of insane criminals is . . . a regulatory, prophylactic statute, based on a legitimate governmental interest in protecting society and rehabilitating mental patients"). Petitioner does not contest the Government's authority to commit a mentally ill and dangerous person indefinitely to a mental institution, but rather contends that "the petitioner's trial was not a constitutionally adequate hearing to justify an indefinite commitment." Brief for Petitioner 14.
Petitioner's argument rests principally on Addington v. Texas, supra, in which the Court held that the Due Process Clause requires the State in a civil-commitment proceeding to demonstrate by clear and convincing evidence that the individual is mentally ill and dangerous. 441 U.S., at 426-427. Petitioner contends that these due process standards were not met in his case because the judgment of not guilty by reason of insanity did not constitute a finding of present mental illness and dangerousness and because it was established only by a preponderance of the evidence.*fn10 Petitioner
then concludes that the Government's only conceivably legitimate justification for automatic commitment is to ensure that insanity acquittees do not escape confinement entirely, and that this interest can justify commitment at most for a period equal to the maximum prison sentence the acquittee could have received if convicted.

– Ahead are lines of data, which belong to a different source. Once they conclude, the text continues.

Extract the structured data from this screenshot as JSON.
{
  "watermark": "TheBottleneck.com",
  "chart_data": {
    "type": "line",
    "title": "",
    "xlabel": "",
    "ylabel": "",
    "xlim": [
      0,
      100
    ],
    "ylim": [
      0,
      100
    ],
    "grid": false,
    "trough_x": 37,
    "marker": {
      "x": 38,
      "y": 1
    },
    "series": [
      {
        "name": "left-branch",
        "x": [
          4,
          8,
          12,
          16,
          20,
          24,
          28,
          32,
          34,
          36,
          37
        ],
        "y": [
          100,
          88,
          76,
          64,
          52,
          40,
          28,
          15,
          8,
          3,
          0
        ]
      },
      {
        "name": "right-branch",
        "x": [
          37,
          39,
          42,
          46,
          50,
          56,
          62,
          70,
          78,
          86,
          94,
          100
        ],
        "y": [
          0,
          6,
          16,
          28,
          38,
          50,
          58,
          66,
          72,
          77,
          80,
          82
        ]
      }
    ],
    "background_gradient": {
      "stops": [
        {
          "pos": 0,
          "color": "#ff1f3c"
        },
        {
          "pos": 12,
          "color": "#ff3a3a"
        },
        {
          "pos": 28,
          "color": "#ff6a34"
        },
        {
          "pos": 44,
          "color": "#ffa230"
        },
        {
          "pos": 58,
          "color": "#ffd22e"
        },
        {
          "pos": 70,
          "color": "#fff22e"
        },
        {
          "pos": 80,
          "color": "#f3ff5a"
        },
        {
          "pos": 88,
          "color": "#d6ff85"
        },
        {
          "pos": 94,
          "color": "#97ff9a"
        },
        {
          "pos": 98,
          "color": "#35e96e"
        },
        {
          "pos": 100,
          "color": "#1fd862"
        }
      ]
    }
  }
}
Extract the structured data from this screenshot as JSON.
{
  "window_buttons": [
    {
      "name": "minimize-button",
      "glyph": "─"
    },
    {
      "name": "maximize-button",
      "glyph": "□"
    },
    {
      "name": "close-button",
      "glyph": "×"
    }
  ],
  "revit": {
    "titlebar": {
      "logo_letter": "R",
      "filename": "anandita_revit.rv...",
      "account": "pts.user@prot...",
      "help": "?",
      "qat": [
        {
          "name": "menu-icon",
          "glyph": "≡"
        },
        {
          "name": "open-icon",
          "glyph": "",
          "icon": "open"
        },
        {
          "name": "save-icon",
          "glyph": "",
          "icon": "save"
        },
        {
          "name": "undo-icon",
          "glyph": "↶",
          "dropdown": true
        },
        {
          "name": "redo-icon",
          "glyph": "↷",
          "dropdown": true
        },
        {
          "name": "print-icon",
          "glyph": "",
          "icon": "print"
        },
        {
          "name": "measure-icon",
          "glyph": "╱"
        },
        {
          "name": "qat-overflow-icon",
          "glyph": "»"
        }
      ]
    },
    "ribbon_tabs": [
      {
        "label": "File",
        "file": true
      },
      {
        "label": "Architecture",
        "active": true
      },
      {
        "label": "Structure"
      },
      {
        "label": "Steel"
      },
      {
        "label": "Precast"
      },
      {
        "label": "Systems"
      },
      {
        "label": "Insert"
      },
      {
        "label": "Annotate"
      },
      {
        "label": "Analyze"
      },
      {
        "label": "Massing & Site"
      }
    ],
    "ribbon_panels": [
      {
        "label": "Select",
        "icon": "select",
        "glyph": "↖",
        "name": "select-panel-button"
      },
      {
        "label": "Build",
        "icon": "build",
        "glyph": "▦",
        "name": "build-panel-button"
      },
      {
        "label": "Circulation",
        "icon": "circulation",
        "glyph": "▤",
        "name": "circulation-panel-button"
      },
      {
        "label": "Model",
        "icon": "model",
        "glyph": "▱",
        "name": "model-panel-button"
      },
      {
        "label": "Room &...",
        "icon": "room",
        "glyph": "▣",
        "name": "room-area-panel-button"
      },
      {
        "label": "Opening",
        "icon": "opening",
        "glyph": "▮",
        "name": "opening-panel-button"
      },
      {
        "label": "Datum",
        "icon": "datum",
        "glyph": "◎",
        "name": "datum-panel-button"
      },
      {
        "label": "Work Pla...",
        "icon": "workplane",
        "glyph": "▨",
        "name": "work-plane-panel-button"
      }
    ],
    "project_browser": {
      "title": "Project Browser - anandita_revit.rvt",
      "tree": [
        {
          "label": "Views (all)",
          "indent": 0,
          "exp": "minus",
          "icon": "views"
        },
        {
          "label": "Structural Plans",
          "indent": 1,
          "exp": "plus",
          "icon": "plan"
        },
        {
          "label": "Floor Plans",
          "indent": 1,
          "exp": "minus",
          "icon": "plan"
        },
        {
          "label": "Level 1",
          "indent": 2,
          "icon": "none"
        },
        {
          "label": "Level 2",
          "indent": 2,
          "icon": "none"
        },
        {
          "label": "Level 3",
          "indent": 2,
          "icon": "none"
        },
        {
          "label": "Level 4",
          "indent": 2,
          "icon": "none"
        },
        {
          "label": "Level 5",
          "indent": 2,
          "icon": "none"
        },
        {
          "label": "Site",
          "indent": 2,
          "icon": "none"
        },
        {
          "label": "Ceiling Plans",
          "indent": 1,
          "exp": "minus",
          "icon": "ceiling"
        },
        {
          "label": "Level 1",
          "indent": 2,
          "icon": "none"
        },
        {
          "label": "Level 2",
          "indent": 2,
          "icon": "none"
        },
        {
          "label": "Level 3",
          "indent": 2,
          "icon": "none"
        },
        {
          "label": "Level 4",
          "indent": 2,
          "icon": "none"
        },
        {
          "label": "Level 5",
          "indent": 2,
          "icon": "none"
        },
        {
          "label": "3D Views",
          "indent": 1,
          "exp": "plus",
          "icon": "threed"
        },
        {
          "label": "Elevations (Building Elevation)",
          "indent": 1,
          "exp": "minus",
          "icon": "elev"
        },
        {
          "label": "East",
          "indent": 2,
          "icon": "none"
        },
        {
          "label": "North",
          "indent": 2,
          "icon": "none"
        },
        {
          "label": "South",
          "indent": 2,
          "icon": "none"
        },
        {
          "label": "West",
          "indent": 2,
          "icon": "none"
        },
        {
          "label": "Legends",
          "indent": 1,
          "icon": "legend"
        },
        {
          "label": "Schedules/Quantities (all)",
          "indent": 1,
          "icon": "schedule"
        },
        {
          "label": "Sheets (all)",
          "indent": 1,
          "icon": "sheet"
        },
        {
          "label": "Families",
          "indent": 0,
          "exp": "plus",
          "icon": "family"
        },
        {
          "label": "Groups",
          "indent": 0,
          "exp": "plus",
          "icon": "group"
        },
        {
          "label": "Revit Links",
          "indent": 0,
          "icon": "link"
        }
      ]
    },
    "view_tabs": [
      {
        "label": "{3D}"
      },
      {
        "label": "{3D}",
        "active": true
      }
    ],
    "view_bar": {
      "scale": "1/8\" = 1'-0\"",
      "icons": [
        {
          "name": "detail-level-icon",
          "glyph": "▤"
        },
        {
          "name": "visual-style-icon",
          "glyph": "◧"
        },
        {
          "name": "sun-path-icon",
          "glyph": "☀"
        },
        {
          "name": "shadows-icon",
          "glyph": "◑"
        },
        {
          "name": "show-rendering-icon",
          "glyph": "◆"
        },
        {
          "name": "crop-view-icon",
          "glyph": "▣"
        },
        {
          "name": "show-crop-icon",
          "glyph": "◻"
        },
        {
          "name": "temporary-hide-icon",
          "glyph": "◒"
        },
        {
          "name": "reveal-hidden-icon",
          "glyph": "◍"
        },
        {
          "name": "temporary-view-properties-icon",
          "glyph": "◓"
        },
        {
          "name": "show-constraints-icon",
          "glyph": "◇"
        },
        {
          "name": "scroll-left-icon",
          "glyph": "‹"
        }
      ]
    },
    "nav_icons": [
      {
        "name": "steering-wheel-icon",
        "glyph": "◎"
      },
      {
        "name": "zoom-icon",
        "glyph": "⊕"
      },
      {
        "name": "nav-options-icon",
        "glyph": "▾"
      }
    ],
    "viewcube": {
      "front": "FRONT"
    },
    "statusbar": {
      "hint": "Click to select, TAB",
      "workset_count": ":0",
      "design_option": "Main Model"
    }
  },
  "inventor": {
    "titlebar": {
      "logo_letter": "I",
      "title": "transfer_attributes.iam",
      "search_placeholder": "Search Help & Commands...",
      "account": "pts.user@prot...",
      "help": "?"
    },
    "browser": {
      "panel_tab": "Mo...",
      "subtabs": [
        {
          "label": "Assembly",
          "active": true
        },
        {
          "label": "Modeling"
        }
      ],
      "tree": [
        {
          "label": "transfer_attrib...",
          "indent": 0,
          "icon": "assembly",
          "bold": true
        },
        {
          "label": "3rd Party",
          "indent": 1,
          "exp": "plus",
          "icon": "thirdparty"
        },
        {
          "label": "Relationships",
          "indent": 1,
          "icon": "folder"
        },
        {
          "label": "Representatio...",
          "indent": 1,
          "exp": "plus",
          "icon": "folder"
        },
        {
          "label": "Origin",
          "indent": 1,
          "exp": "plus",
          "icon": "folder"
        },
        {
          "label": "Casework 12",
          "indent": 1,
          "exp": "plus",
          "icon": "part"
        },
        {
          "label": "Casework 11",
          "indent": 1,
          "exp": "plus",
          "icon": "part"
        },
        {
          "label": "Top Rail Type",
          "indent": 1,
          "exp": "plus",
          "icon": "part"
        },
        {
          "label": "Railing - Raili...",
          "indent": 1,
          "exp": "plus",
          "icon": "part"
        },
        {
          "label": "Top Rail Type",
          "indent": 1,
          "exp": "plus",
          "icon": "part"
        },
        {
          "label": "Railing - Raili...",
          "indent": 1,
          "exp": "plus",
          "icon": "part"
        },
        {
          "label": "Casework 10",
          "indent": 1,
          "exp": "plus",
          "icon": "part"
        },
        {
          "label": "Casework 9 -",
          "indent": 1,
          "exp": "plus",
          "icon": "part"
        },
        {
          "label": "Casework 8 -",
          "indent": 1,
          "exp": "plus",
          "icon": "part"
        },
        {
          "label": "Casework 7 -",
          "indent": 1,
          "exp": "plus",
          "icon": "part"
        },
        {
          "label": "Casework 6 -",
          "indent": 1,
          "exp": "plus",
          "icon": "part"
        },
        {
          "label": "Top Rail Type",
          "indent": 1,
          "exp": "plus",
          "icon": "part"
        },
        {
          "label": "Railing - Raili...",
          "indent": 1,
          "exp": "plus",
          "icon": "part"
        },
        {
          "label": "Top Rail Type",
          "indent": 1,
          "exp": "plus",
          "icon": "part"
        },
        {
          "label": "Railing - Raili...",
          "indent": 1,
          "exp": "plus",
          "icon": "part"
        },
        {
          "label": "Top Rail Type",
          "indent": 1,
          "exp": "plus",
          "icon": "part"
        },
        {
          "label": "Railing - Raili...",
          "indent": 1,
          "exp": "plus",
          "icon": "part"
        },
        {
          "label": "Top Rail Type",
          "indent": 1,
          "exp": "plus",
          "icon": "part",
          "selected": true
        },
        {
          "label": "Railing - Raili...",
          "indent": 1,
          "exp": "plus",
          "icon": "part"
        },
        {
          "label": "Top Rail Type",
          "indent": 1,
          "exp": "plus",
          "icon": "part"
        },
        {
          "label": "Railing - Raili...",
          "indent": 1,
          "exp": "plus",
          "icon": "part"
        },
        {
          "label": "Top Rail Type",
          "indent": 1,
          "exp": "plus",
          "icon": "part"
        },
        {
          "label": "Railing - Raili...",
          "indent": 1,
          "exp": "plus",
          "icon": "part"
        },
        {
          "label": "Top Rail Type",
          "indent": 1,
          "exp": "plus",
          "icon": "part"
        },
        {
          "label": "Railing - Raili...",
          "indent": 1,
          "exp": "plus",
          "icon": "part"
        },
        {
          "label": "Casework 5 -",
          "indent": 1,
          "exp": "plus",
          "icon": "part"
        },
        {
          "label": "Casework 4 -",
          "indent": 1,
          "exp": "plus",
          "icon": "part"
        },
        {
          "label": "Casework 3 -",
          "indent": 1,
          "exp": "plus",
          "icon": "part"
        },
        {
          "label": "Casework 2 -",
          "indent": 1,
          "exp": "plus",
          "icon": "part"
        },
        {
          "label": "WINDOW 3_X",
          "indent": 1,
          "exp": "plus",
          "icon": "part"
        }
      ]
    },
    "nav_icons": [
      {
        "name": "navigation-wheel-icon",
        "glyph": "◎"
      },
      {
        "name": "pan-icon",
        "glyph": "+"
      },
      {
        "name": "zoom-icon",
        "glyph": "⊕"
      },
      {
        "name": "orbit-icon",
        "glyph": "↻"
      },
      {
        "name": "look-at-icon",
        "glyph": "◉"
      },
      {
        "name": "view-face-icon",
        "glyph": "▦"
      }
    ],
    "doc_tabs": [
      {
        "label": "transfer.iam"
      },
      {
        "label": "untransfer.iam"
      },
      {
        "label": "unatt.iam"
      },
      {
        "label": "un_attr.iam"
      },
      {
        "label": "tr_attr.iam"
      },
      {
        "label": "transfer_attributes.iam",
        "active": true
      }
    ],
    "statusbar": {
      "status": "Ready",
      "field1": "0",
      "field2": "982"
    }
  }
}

Because petitioner has been hospitalized for longer than the one year he might have served in prison, he asserts that he should be released unconditionally or recommitted under the District's civil-commitment procedures.*fn11
We turn first to the question whether the finding of insanity at the criminal trial is sufficiently probative of mental illness and dangerousness to justify commitment. A verdict of not guilty by reason of insanity establishes two facts: (i) the defendant committed an act that constitutes a criminal offense, and (ii) he committed the act because of mental illness.
Congress has determined that these findings constitute an adequate basis for hospitalizing the acquittee as a dangerous and mentally ill person. See H. R. Rep. No. 91-907, supra, at 74 (expressing fear that "dangerous criminals, particularly psychopaths, [may] win acquittals of serious criminal charges on grounds of insanity" and yet "escape hospital commitment"); S. Rep. No. 1170, 84th Cong., 1st Sess., 13 (1955) ("Where [the] accused has pleaded insanity as a defense to a crime, and the jury has found that the defendant was, in fact, insane at the time the crime was committed, it is just and reasonable in the Committee's opinion that the insanity, once established, should be presumed to continue and that the accused should ...